Simon Jowitt is currently a tenured Associate Professor of Economic Geology at the University of Nevada, Las Vegas, Nevada, USA. He has a BSc (Hons) degree in Geology from the University of Edinburgh, an MSc in Mining Geology from the Camborne School of Mines, and a PhD from the University of Leicester, all in the UK. Simon also spent eight years at Monash University in Melbourne, Australia, initially as a three-year postdoctoral research fellow working with Anglo American before moving to his current position at UNLV. His research focuses on the use of geochemistry to unravel geological processes in a variety of settings with direct application to understanding not only mineralizing systems but also igneous petrology, mineral exploration, global tectonics and the links between magmatism and metallogeny. He has also undertaken extensive research on mineral economics, global metal resources and the security of supply of the critical elements, and the “economic” side of economic geology, as demonstrated by a number of recent publications on global base, precious, and critical metal and mineral resources and the impact of COVID-19 on the global minerals industry. Simon also studies the environmental impact of mining and the potential uses of mining and other wastes for metal production and CO2 sequestration. He has published more than 95 scientific papers and peer-reviewed book chapters since 2010, is currently the Vice-President for Student Affairs for the Society of Economic Geologists (SEG) and was awarded the SEG’s Waldemar Lindgren Award in 2014.

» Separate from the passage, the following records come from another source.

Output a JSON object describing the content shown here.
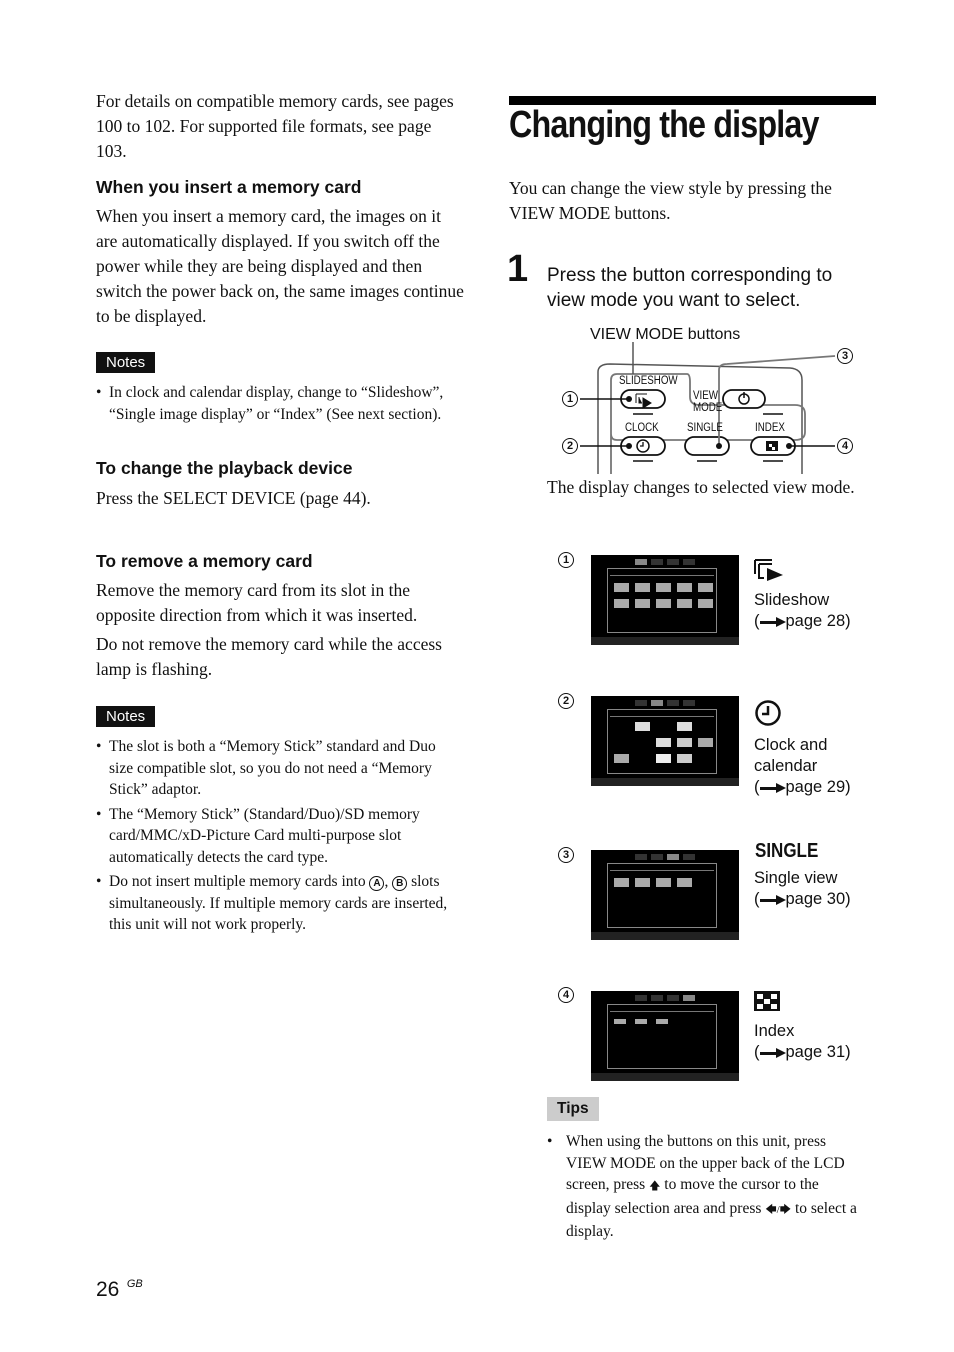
{
  "left": {
    "intro": "For details on compatible memory cards, see pages 100 to 102. For supported file formats, see page 103.",
    "section1": {
      "heading": "When you insert a memory card",
      "body": "When you insert a memory card, the images on it are automatically displayed. If you switch off the power while they are being displayed and then switch the power back on, the same images continue to be displayed."
    },
    "notes1": {
      "label": "Notes",
      "items": [
        "In clock and calendar display, change to “Slideshow”, “Single image display” or “Index” (See next section)."
      ]
    },
    "section2": {
      "heading": "To change the playback device",
      "body": "Press the SELECT DEVICE (page 44)."
    },
    "section3": {
      "heading": "To remove a memory card",
      "body1": "Remove the memory card from its slot in the opposite direction from which it was inserted.",
      "body2": "Do not remove the memory card while the access lamp is flashing."
    },
    "notes2": {
      "label": "Notes",
      "items": [
        "The slot is both a “Memory Stick” standard and Duo size compatible slot, so you do not need a “Memory Stick” adaptor.",
        "The “Memory Stick” (Standard/Duo)/SD memory card/MMC/xD-Picture Card multi-purpose slot automatically detects the card type.",
        "Do not insert multiple memory cards into",
        "slots simultaneously. If multiple memory cards are inserted, this unit will not work properly."
      ],
      "slot_a": "A",
      "slot_b": "B"
    }
  },
  "right": {
    "title": "Changing the display",
    "intro": "You can change the view style by pressing the VIEW MODE buttons.",
    "step": {
      "number": "1",
      "text": "Press the button corresponding to view mode you want to select."
    },
    "diagram": {
      "caption": "VIEW MODE buttons",
      "buttons": {
        "slideshow": "SLIDESHOW",
        "view_mode_1": "VIEW",
        "view_mode_2": "MODE",
        "clock": "CLOCK",
        "single": "SINGLE",
        "index": "INDEX"
      },
      "callouts": [
        "1",
        "2",
        "3",
        "4"
      ]
    },
    "result_text": "The display changes to selected view mode.",
    "modes": [
      {
        "num": "1",
        "icon": "slideshow-icon",
        "label": "Slideshow",
        "page": "page 28)"
      },
      {
        "num": "2",
        "icon": "clock-icon",
        "label1": "Clock and",
        "label2": "calendar",
        "page": "page 29)"
      },
      {
        "num": "3",
        "icon_text": "SINGLE",
        "label": "Single view",
        "page": "page 30)"
      },
      {
        "num": "4",
        "icon": "index-icon",
        "label": "Index",
        "page": "page 31)"
      }
    ],
    "tips": {
      "label": "Tips",
      "text_a": "When using the buttons on this unit, press VIEW MODE on the upper back of the LCD screen, press",
      "text_b": "to move the cursor to the display selection area and press",
      "text_c": "to select a display.",
      "up_arrow": "🡅",
      "lr_arrows": "🡄/🡆"
    }
  },
  "footer": {
    "page_number": "26",
    "region": "GB"
  },
  "paren_open": "("
}
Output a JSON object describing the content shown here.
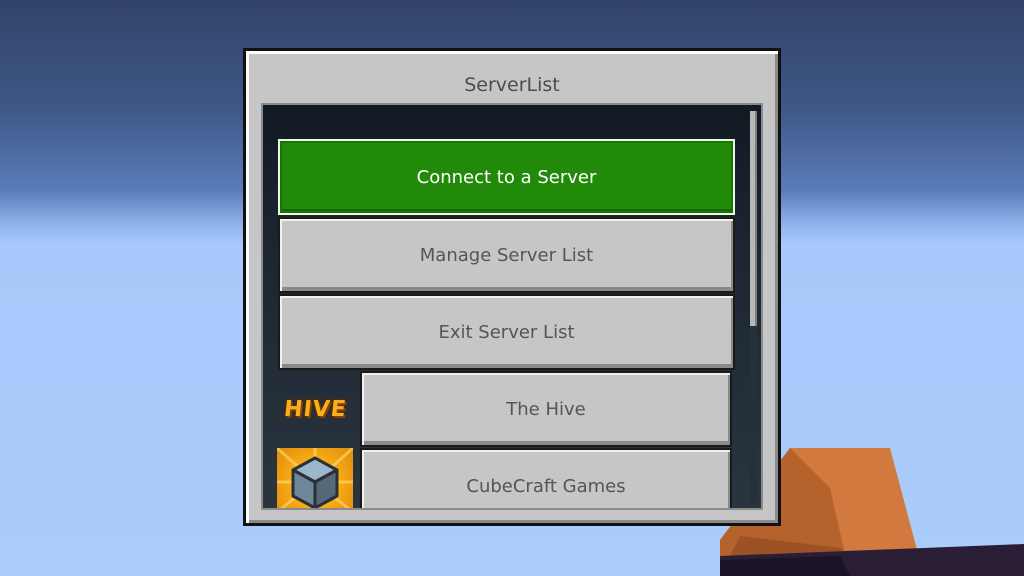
{
  "dialog": {
    "title": "ServerList"
  },
  "buttons": {
    "connect": "Connect to a Server",
    "manage": "Manage Server List",
    "exit": "Exit Server List"
  },
  "servers": [
    {
      "name": "The Hive",
      "logo_text": "HIVE",
      "icon": "hive-logo"
    },
    {
      "name": "CubeCraft Games",
      "icon": "cubecraft-cube-icon"
    }
  ],
  "colors": {
    "primary_button": "#218b09",
    "panel": "#c6c6c6",
    "list_background": "#1d2732",
    "sky": "#aacdfd"
  }
}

Globally we extract more metals and minerals than at any other point in human history, reflecting the mineral and metal basis of modern society. However, the minerals industry also faces more challenges that at any other time in the past, not just in terms of discovery and extraction of metals and minerals but also as a result of increasing environmental, social and governmental challenges that delay project development and can result in the cancellation of exploration licences and the removal of permission to operate. These challenges coincide with increased awareness of the importance of climate change mitigation, leading to government policy and investment and consumer demand for a move towards carbon-neutral economies and a rapid need for low- and zero-CO2 energy generation, storage and transport. The metal and mineral requirements for this energy transition are often ignored by policymakers but will require significant increases in production of key minerals and metals beyond current record levels of production, even if we can also increase recycling rates. The clash of often anti-minerals industry sentiment with the increased demand for metals and minerals that will drive the minerals industry for decades to come indicates we rapidly need to reconsider what is ore. We must move away from ore as being a purely economic concept to one that embraces all of the challenges and opportunities outlined above and more. This requires a rethink of the concepts of mineral and metal extraction to move towards more sustainable and comprehensive use of finite mineral resources, to develop approaches to generate wealth from minerals industry waste, and to improve our understanding of mineral deposits to both aid discovery and to allow enhanced main, co- and by-product recovery.